Group 3 patients with unresolving serum CRP levels showed markedly low natural killer (NK) cell numbers, possibly as a result of ongoing inflammation3. Similarly, hypertriglyceridemia was associated with hyperinflammation in this cohort. Both low NK cell numbers and hypertriglyceridemia are associated with, and criteria for, hemophagocytic lymphohistiocytosis, a frequently fatal cytokine storm syndrome (CSS)9. Many individuals with severe COVID-19 develop a CSS10, but in the current study3, it is unclear whether the NK cell lymphopenia contributes to COVID-19 CSS development or is a consequence of the SARS-CoV-2 infection, in a chicken-or-egg, cause-or-effect scenario. Nonetheless, both SARS-CoV-2 and EBV can trigger CSS10 and, interestingly, both viral infections can be associated with long-term suffering, often irrespective of original disease severity.
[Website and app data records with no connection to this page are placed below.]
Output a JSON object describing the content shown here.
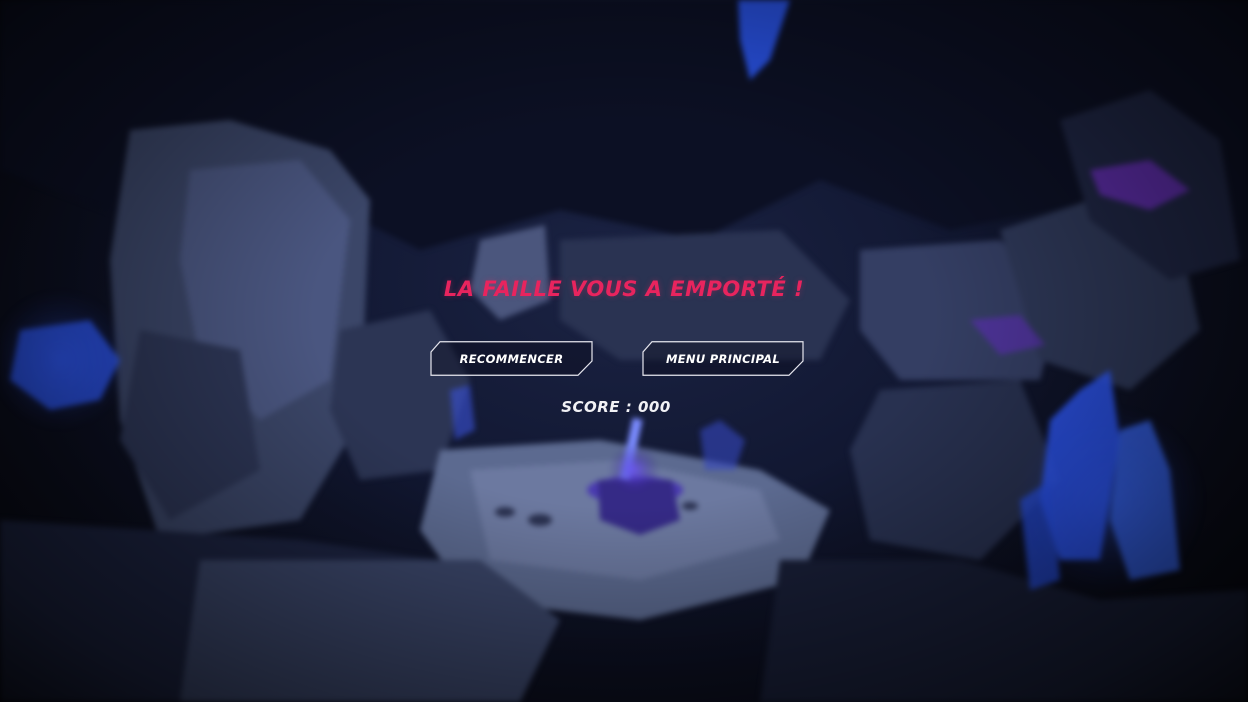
{
  "game_over": {
    "title": "LA FAILLE VOUS A EMPORTÉ !",
    "restart_label": "RECOMMENCER",
    "main_menu_label": "MENU PRINCIPAL",
    "score_text": "SCORE : 000"
  },
  "colors": {
    "title": "#e8245e",
    "button_text": "#ffffff",
    "button_border": "#e6e6ee",
    "crystal_glow": "#2f5bff",
    "background": "#111731"
  }
}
In the current report3, clinical associated symptoms were collected from questionnaires provided to individuals infected with SARS-CoV-2 between 2 and 11 months after symptom onset. Recovery group 3 patients experienced the greatest array of long-term symptoms, particularly neurological (fatigue, muscle weakness, pain and difficulty eating, swallowing and drinking). Nevertheless, even subsets of recovery group 1 patients experienced a variety of subjective complaints, despite the restoration of hemostasis in their cellular, inflammatory and molecular parameters. However, the prediction model developed from this work supports early measurements of metabolites being strong predictors of long COVID/PASC. In particular, high kynurenic acid and low tryptophan were early markers of poor prognosis3. Proven or suspected secondary infections (70% of which were in patients in recovery group 3) were also associated with recovery scores. Many of these infections were bacterial pneumonias, which were likely hospital acquired secondary to assisted ventilation. Removing individuals with secondary infections from the principal component analyses, however, did not notably alter the severity or recovery scores from the original analyses, indicating the robust nature of the framework3.
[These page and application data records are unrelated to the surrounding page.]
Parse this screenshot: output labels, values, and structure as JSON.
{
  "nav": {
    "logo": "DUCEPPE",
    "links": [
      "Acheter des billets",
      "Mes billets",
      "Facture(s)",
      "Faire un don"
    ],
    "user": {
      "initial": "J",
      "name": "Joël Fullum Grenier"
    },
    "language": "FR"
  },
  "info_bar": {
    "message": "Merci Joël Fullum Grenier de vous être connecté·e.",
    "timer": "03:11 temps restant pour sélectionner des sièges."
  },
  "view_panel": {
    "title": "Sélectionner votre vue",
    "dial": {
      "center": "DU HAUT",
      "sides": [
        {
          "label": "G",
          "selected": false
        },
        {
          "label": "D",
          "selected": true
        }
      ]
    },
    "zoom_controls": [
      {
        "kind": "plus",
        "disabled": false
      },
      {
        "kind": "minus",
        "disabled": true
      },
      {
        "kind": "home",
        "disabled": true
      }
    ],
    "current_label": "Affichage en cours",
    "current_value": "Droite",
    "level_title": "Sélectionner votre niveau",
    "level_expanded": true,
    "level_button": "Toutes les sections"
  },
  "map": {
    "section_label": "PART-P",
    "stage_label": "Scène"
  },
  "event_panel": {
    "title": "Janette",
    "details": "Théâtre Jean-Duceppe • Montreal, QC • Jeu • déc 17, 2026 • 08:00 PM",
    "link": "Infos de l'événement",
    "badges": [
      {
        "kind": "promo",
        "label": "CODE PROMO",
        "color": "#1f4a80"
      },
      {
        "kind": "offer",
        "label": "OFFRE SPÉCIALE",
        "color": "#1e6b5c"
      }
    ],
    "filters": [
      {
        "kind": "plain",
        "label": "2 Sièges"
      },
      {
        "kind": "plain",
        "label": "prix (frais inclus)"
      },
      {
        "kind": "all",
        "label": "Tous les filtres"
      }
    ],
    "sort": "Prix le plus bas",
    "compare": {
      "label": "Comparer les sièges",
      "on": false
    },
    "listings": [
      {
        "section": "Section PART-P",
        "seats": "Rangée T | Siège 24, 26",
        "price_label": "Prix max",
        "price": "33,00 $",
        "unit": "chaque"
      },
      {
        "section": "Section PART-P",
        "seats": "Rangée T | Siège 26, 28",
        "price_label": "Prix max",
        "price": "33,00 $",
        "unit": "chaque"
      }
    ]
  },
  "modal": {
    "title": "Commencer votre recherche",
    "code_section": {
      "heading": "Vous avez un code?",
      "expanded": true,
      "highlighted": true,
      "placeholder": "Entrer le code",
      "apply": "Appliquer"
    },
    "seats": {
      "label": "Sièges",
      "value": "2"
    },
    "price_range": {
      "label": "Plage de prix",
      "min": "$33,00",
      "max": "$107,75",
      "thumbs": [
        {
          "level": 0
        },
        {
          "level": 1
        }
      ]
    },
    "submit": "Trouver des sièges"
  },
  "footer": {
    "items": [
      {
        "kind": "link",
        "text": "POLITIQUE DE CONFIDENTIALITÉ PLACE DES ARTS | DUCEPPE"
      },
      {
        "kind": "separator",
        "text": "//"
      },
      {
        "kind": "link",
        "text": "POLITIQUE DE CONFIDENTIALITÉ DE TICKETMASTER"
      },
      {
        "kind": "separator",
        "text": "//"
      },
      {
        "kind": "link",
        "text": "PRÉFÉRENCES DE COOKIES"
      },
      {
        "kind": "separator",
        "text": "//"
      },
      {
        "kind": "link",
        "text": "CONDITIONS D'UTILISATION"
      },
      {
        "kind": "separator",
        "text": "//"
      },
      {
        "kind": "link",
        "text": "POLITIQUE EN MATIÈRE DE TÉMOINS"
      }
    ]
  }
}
Through longitudinal patient-centric data collection, Ruffieux et al. have explored the biological and immunological underpinnings of SARS-CoV-2 infection in an attempt to create a predictive tool for recovery and PASC development. They have largely succeeded, with robust performance of their model based and evaluated on the training and test cohorts, respectively. The model is not yet ready for clinical prime time, and many of the analytes involved are not easily measured. However, the predictive tool has been made available for others to study in their own cohorts to confirm or refute its utility. Whether the predictive tool will be useful for predicting outcomes for other infections (such as EBV) is also worthy of exploration. Perhaps a pared-down version requiring a subset of measurements for practicality at the expense of precision will eventually find clinical utility. For now, the model brings us one step closer to understanding the factors linking SARS-CoV-2 infection with recovery and prolonged disease course.